With bubble temperatures and stifling humidity, the best way to freshen up this summer may be to get a decadent smoothie bowl from Buoy Bowls, the first Acai Triangle bowl food truck.

The most popular food truck item is the Brotella Bowl, an acai bowl filled with fruit, Nutella, granola and coconut flakes. The food truck also sells pitaya bowls and a wide range of smoothies.

After tasting an acai bowl for the first time in San Diego, owner Derek Sharpe decided to open an acai bowl food truck when he realized there was no place to take them to the Triangle and started brainstorming ideas for food truck aspects while worked at that corporate job.

“What you often hear is that people differ in inspiration or despair, and for me, it was a bit of both,” Sharpe said. “So I kept my corporate job, but at night, I’ll kind of have a game plan, like how to get this food truck and what to do, and that went on for months.”

Sharpe soon realized that his prior planning would not lead to success, and he quit his job to pursue his dream full-time.

“If you are going to be successful in anything, I believe you have to get everything inside,” Sharpe said. “You don’t have to have all the answers right away, but you understand them as you go.”

After building for six months, the food truck opened to the public for the first time in October 2016 with Sharpe driving the truck himself. With a beach theme in mind, Sharpe named the Buoy Bowls food truck after his dog, Buoy. Before the food truck opened, Sharpe began spreading the Buoy Bowls name using social media.

“It started very slowly,” Sharpe said. “It was just me for the first two months. I would take orders, melt them, add extras and give the bowl, and then just repeat it. The first day, we probably made a hundred dollars, but I was drawn. I just kept using social media. ”

After the first two months, with the weather getting colder, Sharpe thought the business would slow down and he would have a chance to get better acquainted with running the Buoy Bowls, especially due to his lack of experience. Instead, the opposite happened. During the year the Buoy Bowls gained so much popularity that customers would stand in line waiting for the food truck to arrive.

“It just started to catch the pull, and I continued to use social media and connect with our community,” Sharpe said. “I do not even think it took a year to get the second truck and we have added a new truck every year since then. So October 1 this year will be five years, and we are in the process of building our fifth truck now, and it will go to Wilmington. “

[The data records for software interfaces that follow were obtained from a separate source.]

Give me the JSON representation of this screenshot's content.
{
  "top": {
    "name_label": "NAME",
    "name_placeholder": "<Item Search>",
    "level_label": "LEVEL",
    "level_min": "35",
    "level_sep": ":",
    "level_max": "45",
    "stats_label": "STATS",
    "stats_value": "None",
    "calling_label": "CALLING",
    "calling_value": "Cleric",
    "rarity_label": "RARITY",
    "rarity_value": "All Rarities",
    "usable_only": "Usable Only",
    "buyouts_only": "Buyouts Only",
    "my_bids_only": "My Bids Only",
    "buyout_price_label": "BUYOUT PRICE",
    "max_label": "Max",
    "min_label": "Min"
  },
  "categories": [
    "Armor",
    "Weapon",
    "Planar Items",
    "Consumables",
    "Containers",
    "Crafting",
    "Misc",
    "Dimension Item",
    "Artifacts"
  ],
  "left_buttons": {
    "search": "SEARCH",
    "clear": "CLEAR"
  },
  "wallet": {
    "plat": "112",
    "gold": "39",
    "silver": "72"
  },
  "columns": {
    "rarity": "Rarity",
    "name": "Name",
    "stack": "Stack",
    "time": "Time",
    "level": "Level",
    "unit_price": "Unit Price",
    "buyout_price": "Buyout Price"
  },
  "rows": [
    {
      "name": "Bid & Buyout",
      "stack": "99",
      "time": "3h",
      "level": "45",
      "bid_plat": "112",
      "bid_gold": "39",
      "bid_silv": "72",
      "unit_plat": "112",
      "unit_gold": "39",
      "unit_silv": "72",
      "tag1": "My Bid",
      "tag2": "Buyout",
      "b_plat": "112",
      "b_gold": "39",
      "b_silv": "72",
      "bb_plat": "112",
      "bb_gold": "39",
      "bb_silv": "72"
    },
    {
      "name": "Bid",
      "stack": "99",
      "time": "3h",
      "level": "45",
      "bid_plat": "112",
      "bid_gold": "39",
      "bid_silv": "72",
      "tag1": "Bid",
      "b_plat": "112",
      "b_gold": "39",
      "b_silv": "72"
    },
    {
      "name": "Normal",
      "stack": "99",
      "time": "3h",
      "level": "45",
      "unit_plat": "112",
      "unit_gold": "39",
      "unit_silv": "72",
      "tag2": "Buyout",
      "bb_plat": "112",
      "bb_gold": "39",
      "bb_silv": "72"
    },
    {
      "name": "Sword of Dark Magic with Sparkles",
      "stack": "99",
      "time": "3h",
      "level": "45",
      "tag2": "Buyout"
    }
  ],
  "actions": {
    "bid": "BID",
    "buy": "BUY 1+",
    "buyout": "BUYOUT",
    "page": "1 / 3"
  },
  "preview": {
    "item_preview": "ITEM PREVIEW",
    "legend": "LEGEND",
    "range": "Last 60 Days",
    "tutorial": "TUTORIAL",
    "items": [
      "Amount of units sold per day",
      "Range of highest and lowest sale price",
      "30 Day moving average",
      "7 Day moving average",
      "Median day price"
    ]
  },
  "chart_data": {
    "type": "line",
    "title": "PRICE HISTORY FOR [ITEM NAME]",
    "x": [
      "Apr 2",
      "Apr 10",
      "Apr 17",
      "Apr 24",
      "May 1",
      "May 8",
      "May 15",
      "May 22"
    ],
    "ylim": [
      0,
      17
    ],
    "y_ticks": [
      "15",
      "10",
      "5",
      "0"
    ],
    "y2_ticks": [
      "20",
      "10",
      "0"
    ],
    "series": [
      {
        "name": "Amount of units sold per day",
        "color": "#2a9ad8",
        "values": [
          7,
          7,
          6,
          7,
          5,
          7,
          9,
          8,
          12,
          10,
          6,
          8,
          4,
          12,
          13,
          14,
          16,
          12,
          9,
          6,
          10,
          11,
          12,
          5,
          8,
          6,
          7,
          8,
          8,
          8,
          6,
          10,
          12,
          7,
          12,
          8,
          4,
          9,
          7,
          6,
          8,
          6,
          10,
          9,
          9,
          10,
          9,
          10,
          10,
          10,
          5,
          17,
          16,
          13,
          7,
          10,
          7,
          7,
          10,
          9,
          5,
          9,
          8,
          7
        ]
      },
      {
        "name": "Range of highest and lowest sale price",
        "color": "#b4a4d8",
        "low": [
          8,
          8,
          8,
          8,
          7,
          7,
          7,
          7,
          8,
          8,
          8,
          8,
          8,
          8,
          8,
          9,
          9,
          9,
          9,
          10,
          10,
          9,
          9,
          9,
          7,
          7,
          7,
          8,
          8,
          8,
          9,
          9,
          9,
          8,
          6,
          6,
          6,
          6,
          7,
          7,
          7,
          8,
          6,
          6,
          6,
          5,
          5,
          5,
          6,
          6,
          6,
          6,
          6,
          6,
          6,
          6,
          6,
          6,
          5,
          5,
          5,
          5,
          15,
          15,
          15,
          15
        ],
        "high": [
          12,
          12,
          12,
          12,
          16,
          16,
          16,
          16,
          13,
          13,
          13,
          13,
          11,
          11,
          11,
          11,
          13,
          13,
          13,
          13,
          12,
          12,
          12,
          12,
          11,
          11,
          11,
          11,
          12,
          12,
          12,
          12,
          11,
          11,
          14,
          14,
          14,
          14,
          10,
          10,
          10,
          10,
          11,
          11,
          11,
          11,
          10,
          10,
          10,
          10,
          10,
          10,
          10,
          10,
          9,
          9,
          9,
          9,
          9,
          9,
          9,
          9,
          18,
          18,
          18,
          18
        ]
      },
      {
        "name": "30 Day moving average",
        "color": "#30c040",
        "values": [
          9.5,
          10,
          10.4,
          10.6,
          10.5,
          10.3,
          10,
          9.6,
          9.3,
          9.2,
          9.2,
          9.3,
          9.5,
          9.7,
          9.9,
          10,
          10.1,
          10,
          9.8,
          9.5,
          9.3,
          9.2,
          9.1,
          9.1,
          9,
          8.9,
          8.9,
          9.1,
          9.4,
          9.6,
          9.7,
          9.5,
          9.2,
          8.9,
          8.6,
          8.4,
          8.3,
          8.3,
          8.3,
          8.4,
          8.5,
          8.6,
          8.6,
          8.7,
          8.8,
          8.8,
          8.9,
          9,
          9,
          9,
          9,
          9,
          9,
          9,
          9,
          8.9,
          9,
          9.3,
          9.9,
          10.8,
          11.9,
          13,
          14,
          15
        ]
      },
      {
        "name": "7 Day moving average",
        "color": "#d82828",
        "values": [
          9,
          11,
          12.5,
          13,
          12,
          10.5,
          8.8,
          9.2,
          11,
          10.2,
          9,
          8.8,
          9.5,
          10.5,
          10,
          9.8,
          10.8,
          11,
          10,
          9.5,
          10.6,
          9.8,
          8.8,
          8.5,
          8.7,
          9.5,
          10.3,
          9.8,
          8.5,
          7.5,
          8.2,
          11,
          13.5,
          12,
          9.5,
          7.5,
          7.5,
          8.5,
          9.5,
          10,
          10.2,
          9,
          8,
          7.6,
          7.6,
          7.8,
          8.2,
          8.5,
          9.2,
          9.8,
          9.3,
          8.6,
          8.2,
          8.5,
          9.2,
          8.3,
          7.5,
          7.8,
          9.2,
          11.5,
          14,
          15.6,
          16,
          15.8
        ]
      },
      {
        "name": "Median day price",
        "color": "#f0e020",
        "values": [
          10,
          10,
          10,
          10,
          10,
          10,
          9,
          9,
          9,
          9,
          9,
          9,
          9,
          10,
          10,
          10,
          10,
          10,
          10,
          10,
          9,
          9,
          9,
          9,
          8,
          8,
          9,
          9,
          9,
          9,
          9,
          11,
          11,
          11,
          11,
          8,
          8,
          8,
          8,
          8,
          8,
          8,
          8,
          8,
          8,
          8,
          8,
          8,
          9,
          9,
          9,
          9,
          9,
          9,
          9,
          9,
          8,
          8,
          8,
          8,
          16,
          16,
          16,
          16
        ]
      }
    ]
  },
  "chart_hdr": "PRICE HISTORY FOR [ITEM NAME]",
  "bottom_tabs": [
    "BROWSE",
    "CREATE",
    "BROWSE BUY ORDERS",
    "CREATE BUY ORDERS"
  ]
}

Most businesses these days have some sort of social media presence, and Buoy Bowls is no different. The food truck has regular posts and interactions with its customers on Facebook and Instagram.

After hearing entrepreneur Gary Vaynerchuk speak in Vegas and reading his book, The Economy Thank You, Sharpe realized the importance of putting customers first and emphasizing customer service and connection beyond anything else. Sharpe also stated the importance of self-promotion and communication with customers.

“We just kept posting pictures,” Sharpe said. “I mean, one: we have acai cups that are photogenic, right?” So people like to take pictures and tag themselves. We also use stories on Instagram; we try to take 10 to 15 pictures per truck of our customers and then put them in our stories, and our customers like to be in our stories and on our main Instagram page. “It’s just that connection and understanding with the community that we are in a digital age and that you can promote yourself.”

Sharpe attributes the Buoy Bowls popularity to the culture he has built among his food trucks.

“If you do not have cohesion among your team members, they are not excited to come to work, they are crawling and complaining and do not want to be there,” Sharpe said. “It will be difficult to get that legendary customer service for our employees. We have never hired anyone just to fill a position. It has to be an adjustment. You have to have that disorder and be calm in front of a crowd and be able to engage and have a conversation with every customer and that legendary customer service.

Part of this customer service involves spending an extra mile letting customers create their own unique cups.

“We have eight cups and now there are a thousand ways to make those eight cups because customers come up with ways to want them,” Sharpe said. “Not everyone will accommodate them and whatever you want to do, we will do it ready. Services is legendary customer service, ensuring that every customer leaves with a happier smile than when they showed up. ”

When it comes to future goals, Sharpe has been considering the franchise since 2019 with plans to release and offer franchises on the go. Over 50 people inside and outside North Carolina are already interested.

Sharpe’s top priority is to grow Buoy Bowls and shrink business.

“When you grow a business, you can no longer work in the business,” Sharpe said. “You have to work in business. What this means is that I have to get off those trucks. I have to go out day by day and add managers, assistant managers and shifts. I would like to get out of the daily work of trucks and focus on the exclusivity and opening of our trucks in other cities. “

After all, Sharpe dedicates the success of the Buoy Bowls to his team.

“I just set the wheel in motion and created a foundation and a culture of what I believe a team should do,” Sharpe said. “Our team is absolutely amazing and they are the reason we continue to win awards. It’s the whole team, and I definitely think they need recognition as well. ”